Look out for a letter from your GP telling you about the dates and times of their flu clinics. For the first time this year some pharmacies are offering the flu jab too. You will have to check with your local pharmacy but it’s another way of getting yourself protected.

If you care for someone over 65 it’s advisable to get vaccinated too, so that you can protect yourself and the person you care for. Make an appointment today - it’s free because you need it.

For more information visit www.nhs.uk/staywell

• Flu vaccinations are currently offered free of charge to the following ‘at-risk’ groups:

• those aged 65 years and over

• those aged six months to under 65 with a serious medical condition, such as:

• chronic (long-term) respiratory disease, such as severe asthma, chronic obstructive pulmonary disease (COPD) or bronchitis

• chronic heart disease, such as heart failure
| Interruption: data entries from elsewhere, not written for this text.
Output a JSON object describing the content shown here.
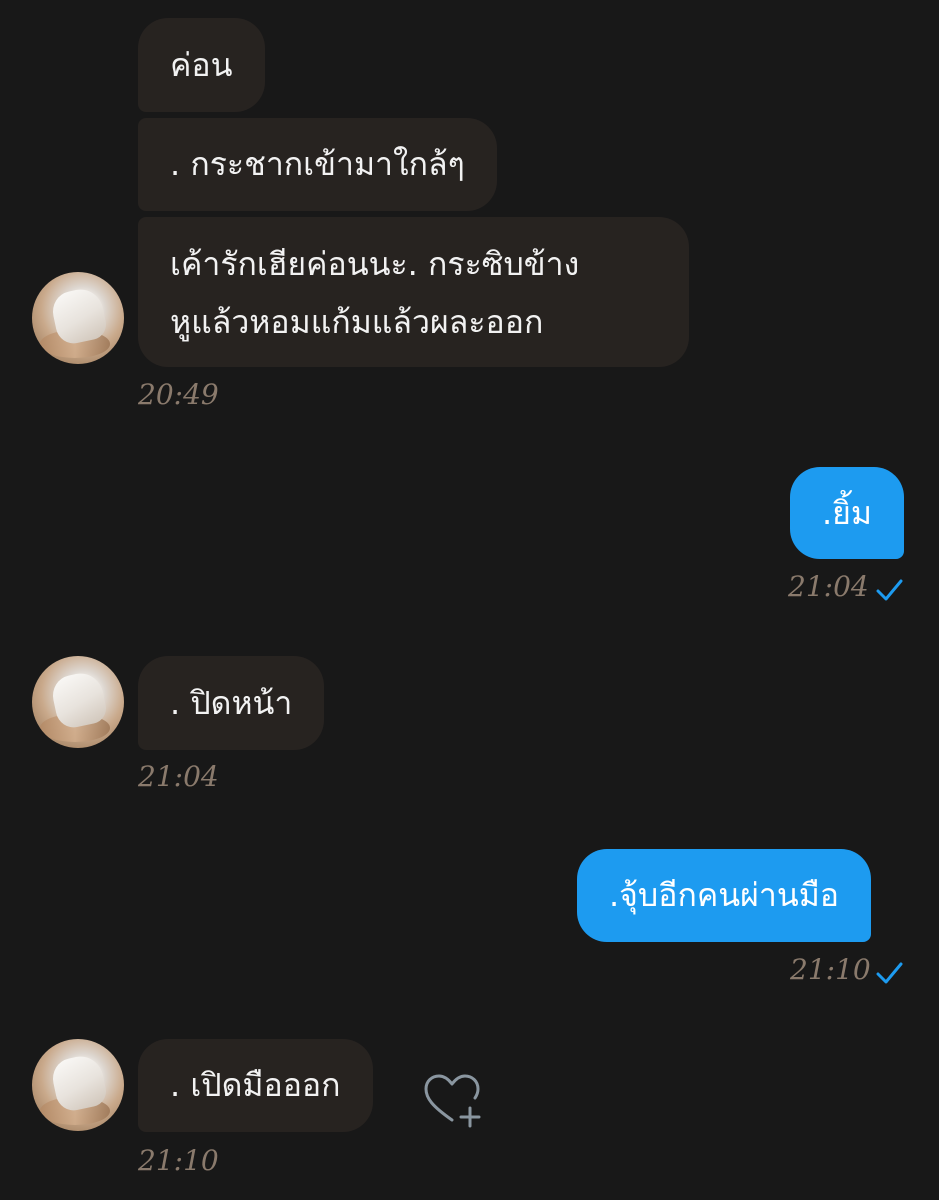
{
  "messages": {
    "m1": {
      "text": "ค่อน"
    },
    "m2": {
      "text": ". กระชากเข้ามาใกล้ๆ"
    },
    "m3": {
      "line1": "เค้ารักเฮียค่อนนะ. กระซิบข้าง",
      "line2": "หูแล้วหอมแก้มแล้วผละออก"
    },
    "t1": "20:49",
    "m4": {
      "text": ".ยิ้ม"
    },
    "t2": "21:04",
    "m5": {
      "text": ". ปิดหน้า"
    },
    "t3": "21:04",
    "m6": {
      "text": ".จุ้บอีกคนผ่านมือ"
    },
    "t4": "21:10",
    "m7": {
      "text": ". เปิดมือออก"
    },
    "t5": "21:10"
  },
  "icons": {
    "read_receipt": "check-icon",
    "reaction": "heart-plus-icon"
  },
  "colors": {
    "background": "#181818",
    "incoming_bubble": "#272320",
    "outgoing_bubble": "#1d9bf0",
    "timestamp": "#8a7a6c",
    "checkmark": "#1d9bf0",
    "heart_icon": "#8a96a0"
  }
}
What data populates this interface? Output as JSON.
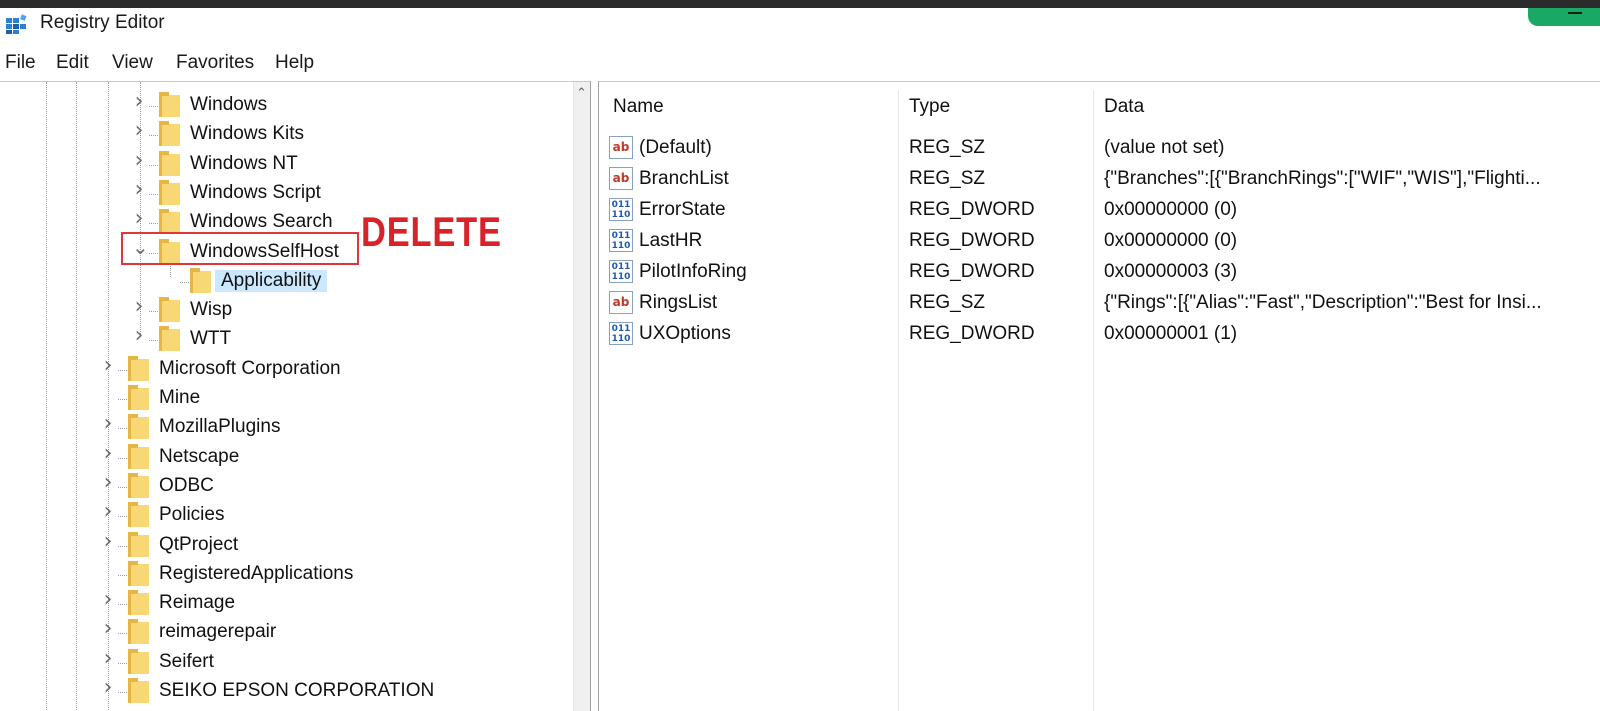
{
  "window": {
    "title": "Registry Editor"
  },
  "menu": [
    "File",
    "Edit",
    "View",
    "Favorites",
    "Help"
  ],
  "tree": {
    "items": [
      {
        "label": "Windows",
        "expander": "collapsed"
      },
      {
        "label": "Windows Kits",
        "expander": "collapsed"
      },
      {
        "label": "Windows NT",
        "expander": "collapsed"
      },
      {
        "label": "Windows Script",
        "expander": "collapsed"
      },
      {
        "label": "Windows Search",
        "expander": "collapsed"
      },
      {
        "label": "WindowsSelfHost",
        "expander": "expanded"
      },
      {
        "label": "Applicability",
        "expander": "none",
        "selected": true
      },
      {
        "label": "Wisp",
        "expander": "collapsed"
      },
      {
        "label": "WTT",
        "expander": "collapsed"
      },
      {
        "label": "Microsoft Corporation",
        "expander": "collapsed"
      },
      {
        "label": "Mine",
        "expander": "none"
      },
      {
        "label": "MozillaPlugins",
        "expander": "collapsed"
      },
      {
        "label": "Netscape",
        "expander": "collapsed"
      },
      {
        "label": "ODBC",
        "expander": "collapsed"
      },
      {
        "label": "Policies",
        "expander": "collapsed"
      },
      {
        "label": "QtProject",
        "expander": "collapsed"
      },
      {
        "label": "RegisteredApplications",
        "expander": "none"
      },
      {
        "label": "Reimage",
        "expander": "collapsed"
      },
      {
        "label": "reimagerepair",
        "expander": "collapsed"
      },
      {
        "label": "Seifert",
        "expander": "collapsed"
      },
      {
        "label": "SEIKO EPSON CORPORATION",
        "expander": "collapsed"
      }
    ]
  },
  "annotation": {
    "text": "DELETE",
    "color": "#d9232a"
  },
  "values_list": {
    "headers": {
      "name": "Name",
      "type": "Type",
      "data": "Data"
    },
    "rows": [
      {
        "icon": "string-value-icon",
        "icon_text": "ab",
        "name": "(Default)",
        "type": "REG_SZ",
        "data": "(value not set)"
      },
      {
        "icon": "string-value-icon",
        "icon_text": "ab",
        "name": "BranchList",
        "type": "REG_SZ",
        "data": "{\"Branches\":[{\"BranchRings\":[\"WIF\",\"WIS\"],\"Flighti..."
      },
      {
        "icon": "binary-value-icon",
        "icon_text": "011 110",
        "name": "ErrorState",
        "type": "REG_DWORD",
        "data": "0x00000000 (0)"
      },
      {
        "icon": "binary-value-icon",
        "icon_text": "011 110",
        "name": "LastHR",
        "type": "REG_DWORD",
        "data": "0x00000000 (0)"
      },
      {
        "icon": "binary-value-icon",
        "icon_text": "011 110",
        "name": "PilotInfoRing",
        "type": "REG_DWORD",
        "data": "0x00000003 (3)"
      },
      {
        "icon": "string-value-icon",
        "icon_text": "ab",
        "name": "RingsList",
        "type": "REG_SZ",
        "data": "{\"Rings\":[{\"Alias\":\"Fast\",\"Description\":\"Best for Insi..."
      },
      {
        "icon": "binary-value-icon",
        "icon_text": "011 110",
        "name": "UXOptions",
        "type": "REG_DWORD",
        "data": "0x00000001 (1)"
      }
    ]
  },
  "colors": {
    "selection": "#cce8ff",
    "folder": "#f8d775",
    "highlight_box": "#e0353a",
    "accent_button": "#19a866"
  }
}
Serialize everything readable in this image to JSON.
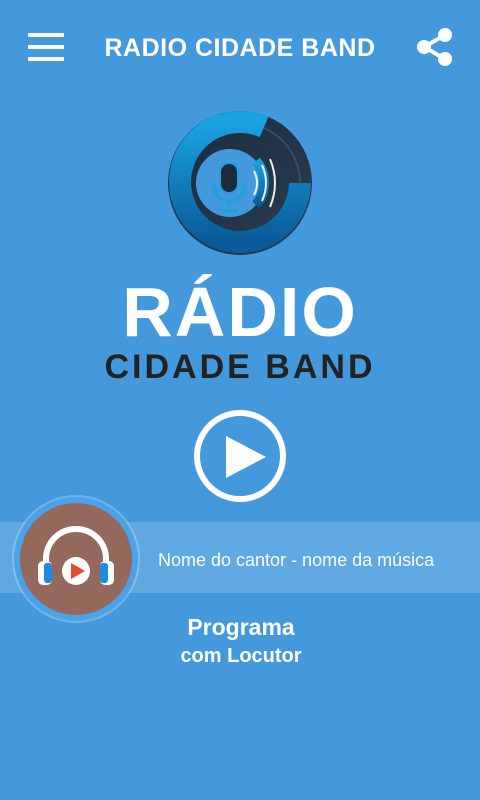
{
  "header": {
    "title": "RADIO CIDADE BAND",
    "menu_icon": "hamburger-menu-icon",
    "share_icon": "share-icon"
  },
  "logo": {
    "line1": "RÁDIO",
    "line2": "CIDADE BAND"
  },
  "player": {
    "play_icon": "play-icon",
    "now_playing": "Nome do cantor - nome da música",
    "album_icon": "headphones-icon"
  },
  "program": {
    "title": "Programa",
    "host": "com Locutor"
  },
  "colors": {
    "background": "#4499dd",
    "album_bg": "#94685b",
    "text": "#ffffff"
  }
}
• chronic kidney disease at stage three, four or 5

• chronic liver disease

• chronic neurological disease, such as Parkinson’s disease or motor neurone disease

• diabetes

• splenic dysfunction

• a weakened immune system due to disease (such as HIV/AIDS) or treatment (such as cancer treatment)

• pregnant women

• all two, three and four-year-olds (on 31 August 2015)

• all children of school years 1 and 2 age:

• Year 1 school age: 5 year olds, rising to 6 year olds (i.e. date of birth between 1st September 2009 and on or before 31st August 2010)

• Year 2 school age: 6 year olds, rising to 7 years olds (i.e. date of birth between 1st September 2008 and on or before 31st August 2009)

• primary school-aged children in areas that previously participated in primary school pilots in 2014/15

• those in long-stay residential care homes

• carers